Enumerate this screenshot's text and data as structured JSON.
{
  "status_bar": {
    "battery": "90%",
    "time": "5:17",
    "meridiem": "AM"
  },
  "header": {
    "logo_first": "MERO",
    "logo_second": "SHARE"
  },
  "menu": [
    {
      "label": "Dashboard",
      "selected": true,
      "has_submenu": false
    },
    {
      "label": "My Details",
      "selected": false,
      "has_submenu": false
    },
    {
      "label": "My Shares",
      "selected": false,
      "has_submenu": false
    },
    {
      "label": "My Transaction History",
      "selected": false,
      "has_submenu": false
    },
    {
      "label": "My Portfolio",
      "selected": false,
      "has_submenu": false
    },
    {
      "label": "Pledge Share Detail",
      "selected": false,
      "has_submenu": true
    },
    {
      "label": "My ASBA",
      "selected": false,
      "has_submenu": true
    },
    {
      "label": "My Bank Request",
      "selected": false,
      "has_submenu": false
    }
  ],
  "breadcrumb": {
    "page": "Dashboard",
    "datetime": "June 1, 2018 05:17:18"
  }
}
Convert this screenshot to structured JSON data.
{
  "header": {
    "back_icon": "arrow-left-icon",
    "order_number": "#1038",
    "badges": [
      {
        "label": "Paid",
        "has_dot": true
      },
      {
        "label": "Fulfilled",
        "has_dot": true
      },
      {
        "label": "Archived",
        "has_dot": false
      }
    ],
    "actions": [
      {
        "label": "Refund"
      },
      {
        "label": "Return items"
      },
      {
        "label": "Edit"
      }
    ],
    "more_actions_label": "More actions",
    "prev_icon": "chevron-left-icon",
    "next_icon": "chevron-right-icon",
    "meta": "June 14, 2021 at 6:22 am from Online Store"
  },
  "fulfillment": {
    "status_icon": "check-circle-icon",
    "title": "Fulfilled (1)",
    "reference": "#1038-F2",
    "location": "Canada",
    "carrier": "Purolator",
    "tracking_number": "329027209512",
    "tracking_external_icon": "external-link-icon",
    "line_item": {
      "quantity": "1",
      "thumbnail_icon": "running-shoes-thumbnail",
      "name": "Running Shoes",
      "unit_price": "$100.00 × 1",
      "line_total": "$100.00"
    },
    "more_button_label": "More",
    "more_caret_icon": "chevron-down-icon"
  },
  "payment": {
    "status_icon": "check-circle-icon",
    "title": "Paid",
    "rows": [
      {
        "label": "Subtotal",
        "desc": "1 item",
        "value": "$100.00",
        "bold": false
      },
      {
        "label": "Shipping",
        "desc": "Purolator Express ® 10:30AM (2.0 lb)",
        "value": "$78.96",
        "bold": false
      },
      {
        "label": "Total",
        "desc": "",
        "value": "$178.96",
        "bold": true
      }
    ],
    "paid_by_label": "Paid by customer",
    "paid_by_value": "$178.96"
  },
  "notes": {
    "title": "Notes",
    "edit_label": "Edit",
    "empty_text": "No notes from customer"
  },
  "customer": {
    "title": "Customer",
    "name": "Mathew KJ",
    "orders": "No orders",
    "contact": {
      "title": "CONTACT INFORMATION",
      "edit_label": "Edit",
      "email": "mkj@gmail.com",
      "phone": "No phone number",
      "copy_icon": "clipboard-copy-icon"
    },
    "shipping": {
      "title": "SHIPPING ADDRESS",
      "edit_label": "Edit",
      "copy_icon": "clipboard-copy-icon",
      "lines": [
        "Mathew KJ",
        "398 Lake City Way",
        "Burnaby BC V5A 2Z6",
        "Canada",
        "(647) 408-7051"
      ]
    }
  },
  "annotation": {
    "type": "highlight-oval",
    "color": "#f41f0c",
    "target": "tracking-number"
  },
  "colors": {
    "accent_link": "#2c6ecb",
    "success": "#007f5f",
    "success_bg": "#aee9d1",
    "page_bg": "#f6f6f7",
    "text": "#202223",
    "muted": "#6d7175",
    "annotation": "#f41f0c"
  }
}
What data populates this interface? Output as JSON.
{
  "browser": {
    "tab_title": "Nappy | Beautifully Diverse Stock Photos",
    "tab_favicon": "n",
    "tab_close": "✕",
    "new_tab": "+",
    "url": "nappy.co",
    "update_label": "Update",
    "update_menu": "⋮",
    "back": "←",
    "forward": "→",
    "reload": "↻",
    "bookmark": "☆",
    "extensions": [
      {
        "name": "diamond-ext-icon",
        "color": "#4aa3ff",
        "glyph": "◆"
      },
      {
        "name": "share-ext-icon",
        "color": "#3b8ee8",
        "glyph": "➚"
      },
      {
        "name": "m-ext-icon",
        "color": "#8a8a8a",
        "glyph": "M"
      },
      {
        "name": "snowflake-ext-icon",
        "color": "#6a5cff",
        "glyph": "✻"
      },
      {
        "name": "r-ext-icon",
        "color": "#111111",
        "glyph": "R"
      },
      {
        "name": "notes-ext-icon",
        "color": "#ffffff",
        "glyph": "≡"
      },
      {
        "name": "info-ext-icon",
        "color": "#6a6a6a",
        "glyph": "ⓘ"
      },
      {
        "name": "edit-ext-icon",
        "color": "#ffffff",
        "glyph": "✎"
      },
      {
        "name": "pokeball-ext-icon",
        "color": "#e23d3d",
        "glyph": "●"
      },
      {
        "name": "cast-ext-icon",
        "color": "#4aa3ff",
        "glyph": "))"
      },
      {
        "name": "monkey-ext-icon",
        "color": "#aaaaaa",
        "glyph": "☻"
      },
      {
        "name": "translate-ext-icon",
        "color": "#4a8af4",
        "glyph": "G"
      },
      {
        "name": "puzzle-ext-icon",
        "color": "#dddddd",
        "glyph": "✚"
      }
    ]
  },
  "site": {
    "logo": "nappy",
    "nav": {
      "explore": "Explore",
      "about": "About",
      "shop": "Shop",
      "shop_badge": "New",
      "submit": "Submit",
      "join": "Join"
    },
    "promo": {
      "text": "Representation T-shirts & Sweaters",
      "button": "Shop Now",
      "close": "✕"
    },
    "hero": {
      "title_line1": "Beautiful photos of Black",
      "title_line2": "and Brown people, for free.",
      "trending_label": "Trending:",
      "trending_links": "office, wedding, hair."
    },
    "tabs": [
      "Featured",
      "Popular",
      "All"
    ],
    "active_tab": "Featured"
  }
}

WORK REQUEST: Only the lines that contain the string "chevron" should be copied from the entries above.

RESULT BELOW:
    "prev_icon": "chevron-left-icon",
    "next_icon": "chevron-right-icon",
    "more_caret_icon": "chevron-down-icon"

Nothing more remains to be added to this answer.